If you drew a Venn diagram of two circles, and used recent comments and announcements from the Consumer Financial Protection Bureau to fill them in, you would have one circle that was labeled “credit reporting agencies” and one circle that was labeled “repeat offenders.” Those are the two targets that the Bureau has put in its crosshairs. In the intersection of those two circles, I give you a lawsuit filed by the CFPB yesterday against TransUnion — a credit reporting agency — and one of its former executives, who are accused of violating a previous enforcement order to refrain from engaging in deceptive marketing regarding the credit-related products it sells.
Maybe the news should not have come as a surprise to anyone.
Back in 2017, TransUnion agreed to pay nearly $17 million in fines and restitution to settle an enforcement action with the CFPB, while also agreeing to warning consumers that lenders were not likely to use the scores that the company was supplying and obtain the express consent of consumers for recurring payments and services, while also providing an easy way for consumers to cancel those subscriptions.
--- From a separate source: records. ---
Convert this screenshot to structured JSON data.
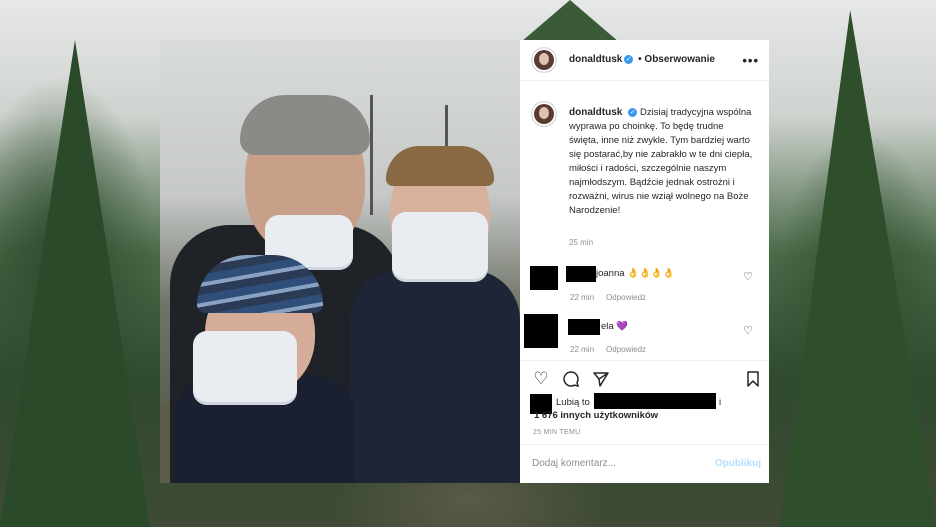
{
  "post": {
    "username": "donaldtusk",
    "follow_separator": "•",
    "follow_label": "Obserwowanie",
    "more_label": "•••",
    "caption": "Dzisiaj tradycyjna wspólna wyprawa po choinkę. To będę trudne święta, inne niż zwykle. Tym bardziej warto się postarać,by nie zabrakło w te dni ciepła, miłości i radości, szczególnie naszym najmłodszym. Bądźcie jednak ostrożni i rozważni, wirus nie wziął wolnego na Boże Narodzenie!",
    "caption_time": "25 min",
    "comments": [
      {
        "text": "joanna 👌👌👌👌",
        "time": "22 min",
        "reply_label": "Odpowiedz"
      },
      {
        "text": "ela 💜",
        "time": "22 min",
        "reply_label": "Odpowiedz"
      }
    ],
    "likes_prefix": "Lubią to",
    "likes_suffix": "i",
    "likes_others": "1 676 innych użytkowników",
    "posted_ago": "25 MIN TEMU",
    "comment_placeholder": "Dodaj komentarz...",
    "publish_label": "Opublikuj"
  },
  "colors": {
    "verified": "#3897f0",
    "publish_disabled": "#b2dffc",
    "meta_gray": "#8e8e8e"
  },
  "icons": {
    "like": "heart-icon",
    "comment": "comment-icon",
    "share": "share-icon",
    "save": "bookmark-icon",
    "more": "more-icon",
    "verified": "verified-badge-icon"
  }
}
Twice since that settlement was executed, the CFPB says it has told TransUnion that it was violating the terms of that order. As well, consumers filed more than 150,000 complaints with the CFPB about TransUnion last year alone. So yesterday, the Bureau filed another lawsuit, accusing the company and the former head of the unit that sold products and services directly to consumers of having “flouted” that previous order, and using deceptive tactics to deceive consumers into signing up for products and services and then “cheated” consumers by misrepresenting that its credit monitoring service was a standalone product. A copy of the complaint can be accessed by clicking here.
[EDITOR’S NOTE: Does the threat of individual liability scare you? It should. Click here to sign up for a webinar on Monday, April 18 featuring Joann Needleman and Manny Newburger on what you need to know about individual liability.]
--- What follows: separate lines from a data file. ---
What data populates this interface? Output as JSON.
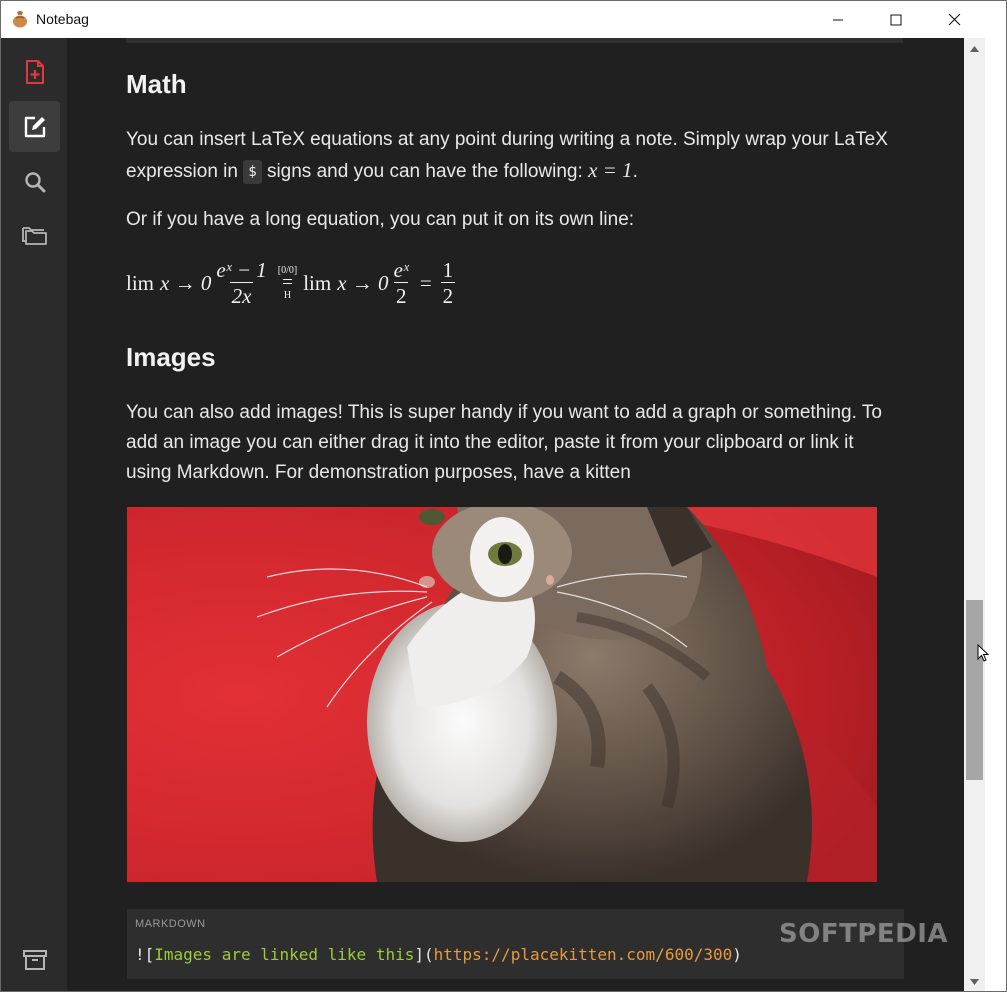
{
  "window": {
    "title": "Notebag",
    "controls": [
      "minimize",
      "maximize",
      "close"
    ]
  },
  "sidebar": {
    "items": [
      {
        "name": "new-note",
        "icon": "file-plus-icon",
        "color": "#e03a3a"
      },
      {
        "name": "edit-note",
        "icon": "edit-icon",
        "active": true
      },
      {
        "name": "search",
        "icon": "search-icon"
      },
      {
        "name": "notebooks",
        "icon": "folders-icon"
      }
    ],
    "bottom_item": {
      "name": "archive",
      "icon": "archive-icon"
    }
  },
  "content": {
    "math": {
      "heading": "Math",
      "para1_part1": "You can insert LaTeX equations at any point during writing a note. Simply wrap your LaTeX expression in",
      "para1_code": "$",
      "para1_part2": "signs and you can have the following:",
      "para1_math": "x = 1",
      "para1_end": ".",
      "para2": "Or if you have a long equation, you can put it on its own line:",
      "equation": {
        "lim1": "lim",
        "expr1": "x → 0",
        "frac1_num": "eˣ − 1",
        "frac1_den": "2x",
        "lhop_top": "[0/0]",
        "lhop_mid": "=",
        "lhop_bottom": "H",
        "lim2": "lim",
        "expr2": "x → 0",
        "frac2_num": "eˣ",
        "frac2_den": "2",
        "eq": "=",
        "frac3_num": "1",
        "frac3_den": "2"
      }
    },
    "images": {
      "heading": "Images",
      "para": "You can also add images! This is super handy if you want to add a graph or something. To add an image you can either drag it into the editor, paste it from your clipboard or link it using Markdown. For demonstration purposes, have a kitten"
    },
    "code": {
      "language": "MARKDOWN",
      "prefix": "![",
      "alt": "Images are linked like this",
      "middle": "](",
      "url": "https://placekitten.com/600/300",
      "suffix": ")"
    }
  },
  "watermark": "SOFTPEDIA",
  "colors": {
    "background": "#202020",
    "sidebar": "#2b2b2b",
    "accent_red": "#e03a3a",
    "code_alt": "#9ccc3a",
    "code_url": "#e79a3c"
  }
}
“TransUnion is an out-of-control repeat offender that believes it is above the law,” said CFPB Director Rohit Chopra, in a statement. “I am concerned that TransUnion’s leadership is either unwilling or incapable of operating its businesses lawfully.”
In a statement of its own, TransUnion said the CFPB was not acting “like a responsible regulator” should and that the Bureau was “determined to litigate and seek headlines through press releases and tweets.”
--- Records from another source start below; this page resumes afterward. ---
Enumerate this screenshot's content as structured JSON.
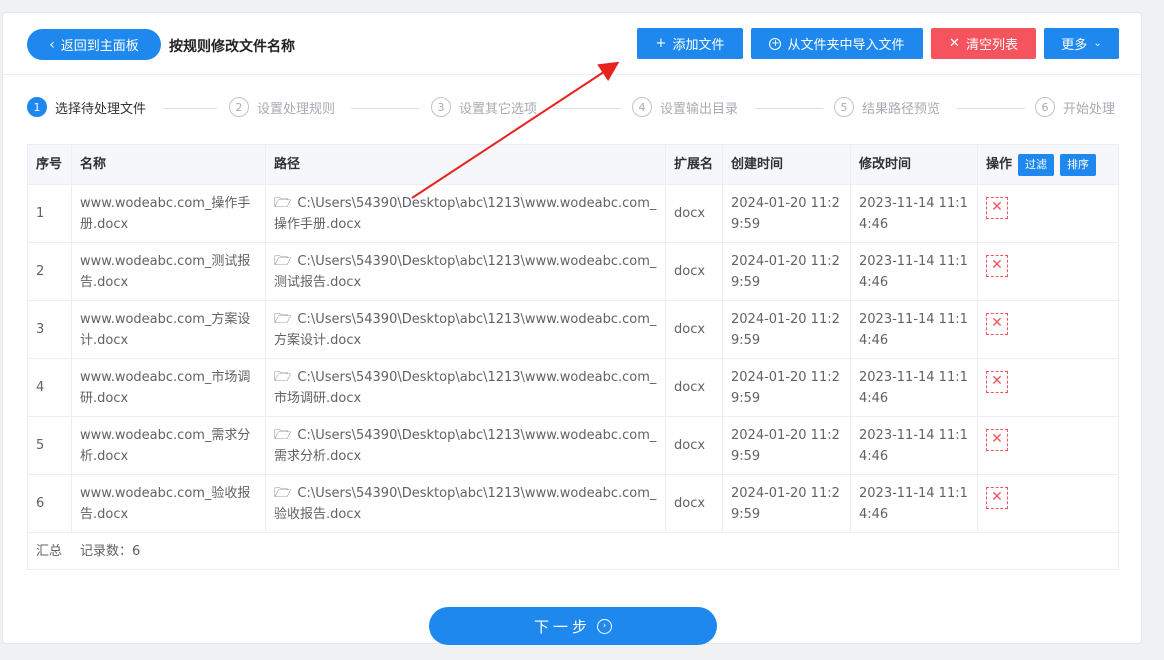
{
  "header": {
    "back_label": "返回到主面板",
    "title": "按规则修改文件名称",
    "add_label": "添加文件",
    "import_label": "从文件夹中导入文件",
    "clear_label": "清空列表",
    "more_label": "更多"
  },
  "steps": [
    {
      "num": "1",
      "label": "选择待处理文件"
    },
    {
      "num": "2",
      "label": "设置处理规则"
    },
    {
      "num": "3",
      "label": "设置其它选项"
    },
    {
      "num": "4",
      "label": "设置输出目录"
    },
    {
      "num": "5",
      "label": "结果路径预览"
    },
    {
      "num": "6",
      "label": "开始处理"
    }
  ],
  "table": {
    "headers": {
      "idx": "序号",
      "name": "名称",
      "path": "路径",
      "ext": "扩展名",
      "ctime": "创建时间",
      "mtime": "修改时间",
      "op": "操作",
      "filter": "过滤",
      "sort": "排序"
    },
    "rows": [
      {
        "idx": "1",
        "name": "www.wodeabc.com_操作手册.docx",
        "path": "C:\\Users\\54390\\Desktop\\abc\\1213\\www.wodeabc.com_操作手册.docx",
        "ext": "docx",
        "ctime": "2024-01-20 11:29:59",
        "mtime": "2023-11-14 11:14:46"
      },
      {
        "idx": "2",
        "name": "www.wodeabc.com_测试报告.docx",
        "path": "C:\\Users\\54390\\Desktop\\abc\\1213\\www.wodeabc.com_测试报告.docx",
        "ext": "docx",
        "ctime": "2024-01-20 11:29:59",
        "mtime": "2023-11-14 11:14:46"
      },
      {
        "idx": "3",
        "name": "www.wodeabc.com_方案设计.docx",
        "path": "C:\\Users\\54390\\Desktop\\abc\\1213\\www.wodeabc.com_方案设计.docx",
        "ext": "docx",
        "ctime": "2024-01-20 11:29:59",
        "mtime": "2023-11-14 11:14:46"
      },
      {
        "idx": "4",
        "name": "www.wodeabc.com_市场调研.docx",
        "path": "C:\\Users\\54390\\Desktop\\abc\\1213\\www.wodeabc.com_市场调研.docx",
        "ext": "docx",
        "ctime": "2024-01-20 11:29:59",
        "mtime": "2023-11-14 11:14:46"
      },
      {
        "idx": "5",
        "name": "www.wodeabc.com_需求分析.docx",
        "path": "C:\\Users\\54390\\Desktop\\abc\\1213\\www.wodeabc.com_需求分析.docx",
        "ext": "docx",
        "ctime": "2024-01-20 11:29:59",
        "mtime": "2023-11-14 11:14:46"
      },
      {
        "idx": "6",
        "name": "www.wodeabc.com_验收报告.docx",
        "path": "C:\\Users\\54390\\Desktop\\abc\\1213\\www.wodeabc.com_验收报告.docx",
        "ext": "docx",
        "ctime": "2024-01-20 11:29:59",
        "mtime": "2023-11-14 11:14:46"
      }
    ],
    "footer": {
      "summary_label": "汇总",
      "count_text": "记录数：6"
    }
  },
  "next_label": "下一步",
  "icons": {
    "back": "chevron-left-icon",
    "add": "plus-icon",
    "import": "circle-plus-icon",
    "clear": "close-icon",
    "more": "chevron-down-icon",
    "folder": "folder-icon",
    "delete": "close-icon",
    "next": "circle-arrow-right-icon"
  },
  "colors": {
    "primary": "#1e88ef",
    "danger": "#f5535d",
    "annotation_arrow": "#e8231f"
  }
}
“We have been in compliance with our obligations and we remain in compliance with the consent order today,” the company said.